Trump hasn’t backed down from comments that he would consider “Shutting down mosques or putting Islamic houses of worship in the U.S. under surveillance” to guard against future terror attacks.
“We have great people in the Muslim population, but something’s happening. Something’s happening. I always say they’re not coming from Sweden that want to kill us, they’re not coming from Norway, they’re not coming from Denmark. They’re coming from a certain part of the world with a certain philosophy,” Trump said. “We have to have strong surveillance.”
“Last month, we said it was Dr. Ben Carson’s turn in the spotlight. Today, the spotlight turns to Sen. Ted Cruz of Texas. The Iowa Republican Caucus has become a two-tiered contest: Businessman Donald Trump and neurosurgeon Ben Carson lead on the outsider track, and Sens. Ted Cruz and Marco Rubio lead among party insiders,” said Peter A. Brown, assistant director of the Quinnipiac University Poll. “The other candidates will need miraculous comebacks to crack the top tier with slightly more than two months before the voting begins.”
“Worth remembering, however, is that winning Iowa is no guarantee of success elsewhere. Former Arkansas Gov. Mike Huckabee won the 2008 caucus and former Sen. Rick Santorum took the 2012 crown, yet both were quickly gone from those nomination fights as the primary calendar moved to larger states,” Brown added.
Trump’s big issue is “terrorism” and a total of 88 percent of Republicans are “very worried” or “somewhat worried” about the possibility of a terrorist attack in the U.S. similar to the attack in Paris. “One thing almost all Iowa Republicans agree upon is that Syrian refugees should not be allowed into the United States or into Iowa,” Brown said.

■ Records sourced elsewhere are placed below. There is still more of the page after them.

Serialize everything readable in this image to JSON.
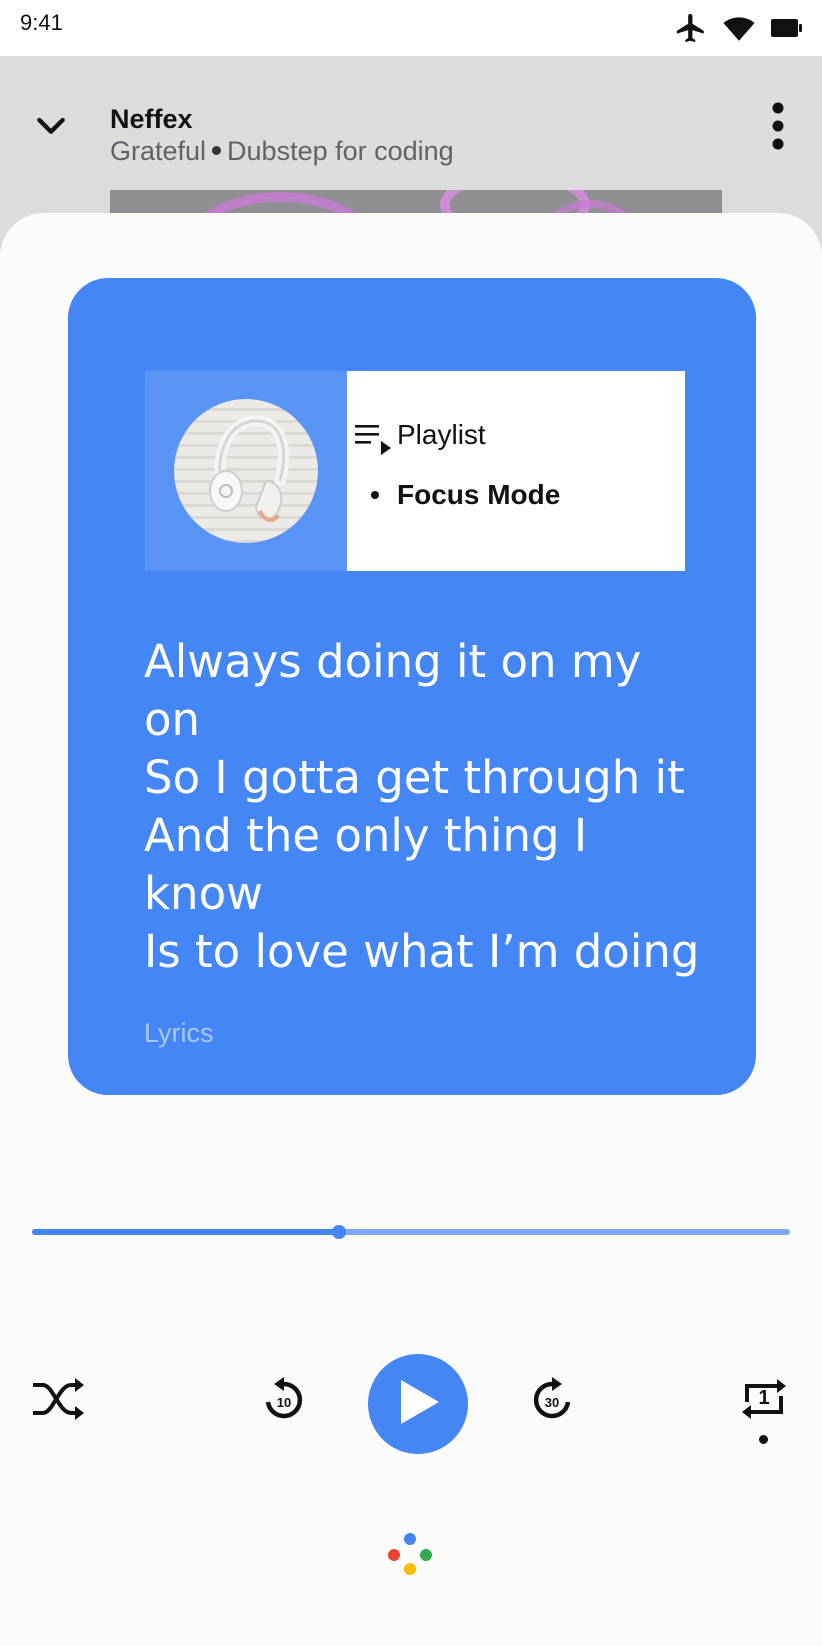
{
  "status_bar": {
    "time": "9:41",
    "icons": [
      "airplane-icon",
      "wifi-icon",
      "battery-icon"
    ]
  },
  "header": {
    "artist": "Neffex",
    "album": "Grateful",
    "playlist": "Dubstep for coding",
    "collapse_icon": "chevron-down-icon",
    "more_icon": "more-vert-icon"
  },
  "card": {
    "playlist_label": "Playlist",
    "playlist_name": "Focus Mode",
    "lyrics": [
      "Always doing it on my on",
      "So I gotta get through it",
      "And the only thing I know",
      "Is to love what I’m doing"
    ],
    "lyrics_label": "Lyrics"
  },
  "player": {
    "progress": 0.405,
    "rewind_seconds": "10",
    "forward_seconds": "30",
    "repeat_count": "1"
  },
  "colors": {
    "accent": "#4486f4",
    "header_bg": "#dcdcdc",
    "sheet_bg": "#fbfbf9"
  }
}
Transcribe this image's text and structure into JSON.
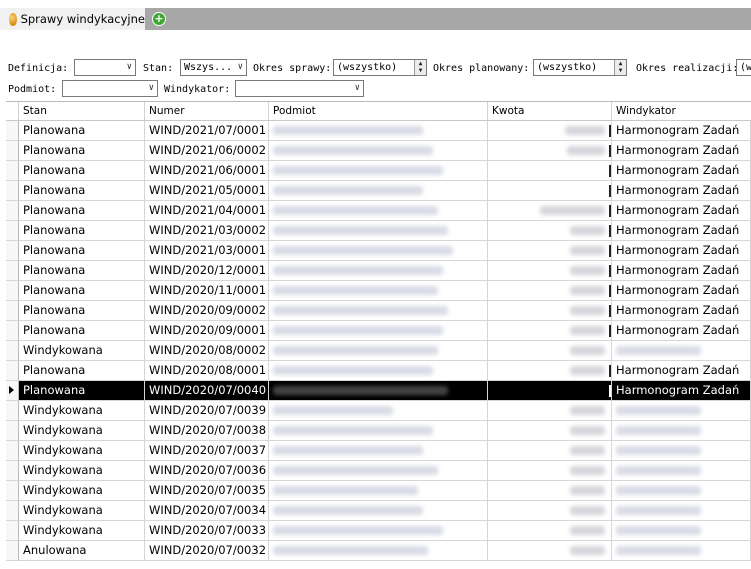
{
  "tab": {
    "title": "Sprawy windykacyjne",
    "add_icon": "plus-circle-icon"
  },
  "filters": {
    "definicja_label": "Definicja:",
    "definicja_value": "",
    "stan_label": "Stan:",
    "stan_value": "Wszys...",
    "okres_sprawy_label": "Okres sprawy:",
    "okres_sprawy_value": "(wszystko)",
    "okres_planowany_label": "Okres planowany:",
    "okres_planowany_value": "(wszystko)",
    "okres_realizacji_label": "Okres realizacji:",
    "okres_realizacji_value": "(w",
    "podmiot_label": "Podmiot:",
    "podmiot_value": "",
    "windykator_label": "Windykator:",
    "windykator_value": ""
  },
  "columns": [
    "Stan",
    "Numer",
    "Podmiot",
    "Kwota",
    "Windykator"
  ],
  "rows": [
    {
      "stan": "Planowana",
      "numer": "WIND/2021/07/0001",
      "windykator": "Harmonogram Zadań"
    },
    {
      "stan": "Planowana",
      "numer": "WIND/2021/06/0002",
      "windykator": "Harmonogram Zadań"
    },
    {
      "stan": "Planowana",
      "numer": "WIND/2021/06/0001",
      "windykator": "Harmonogram Zadań"
    },
    {
      "stan": "Planowana",
      "numer": "WIND/2021/05/0001",
      "windykator": "Harmonogram Zadań"
    },
    {
      "stan": "Planowana",
      "numer": "WIND/2021/04/0001",
      "windykator": "Harmonogram Zadań"
    },
    {
      "stan": "Planowana",
      "numer": "WIND/2021/03/0002",
      "windykator": "Harmonogram Zadań"
    },
    {
      "stan": "Planowana",
      "numer": "WIND/2021/03/0001",
      "windykator": "Harmonogram Zadań"
    },
    {
      "stan": "Planowana",
      "numer": "WIND/2020/12/0001",
      "windykator": "Harmonogram Zadań"
    },
    {
      "stan": "Planowana",
      "numer": "WIND/2020/11/0001",
      "windykator": "Harmonogram Zadań"
    },
    {
      "stan": "Planowana",
      "numer": "WIND/2020/09/0002",
      "windykator": "Harmonogram Zadań"
    },
    {
      "stan": "Planowana",
      "numer": "WIND/2020/09/0001",
      "windykator": "Harmonogram Zadań"
    },
    {
      "stan": "Windykowana",
      "numer": "WIND/2020/08/0002",
      "windykator": ""
    },
    {
      "stan": "Planowana",
      "numer": "WIND/2020/08/0001",
      "windykator": "Harmonogram Zadań"
    },
    {
      "stan": "Planowana",
      "numer": "WIND/2020/07/0040",
      "windykator": "Harmonogram Zadań",
      "selected": true
    },
    {
      "stan": "Windykowana",
      "numer": "WIND/2020/07/0039",
      "windykator": ""
    },
    {
      "stan": "Windykowana",
      "numer": "WIND/2020/07/0038",
      "windykator": ""
    },
    {
      "stan": "Windykowana",
      "numer": "WIND/2020/07/0037",
      "windykator": ""
    },
    {
      "stan": "Windykowana",
      "numer": "WIND/2020/07/0036",
      "windykator": ""
    },
    {
      "stan": "Windykowana",
      "numer": "WIND/2020/07/0035",
      "windykator": ""
    },
    {
      "stan": "Windykowana",
      "numer": "WIND/2020/07/0034",
      "windykator": ""
    },
    {
      "stan": "Windykowana",
      "numer": "WIND/2020/07/0033",
      "windykator": ""
    },
    {
      "stan": "Anulowana",
      "numer": "WIND/2020/07/0032",
      "windykator": ""
    }
  ]
}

From November 16 – 22, Quinnipiac University surveyed 600 likely Iowa Republican Caucus participants with a margin of error of +/- 4 percentage points.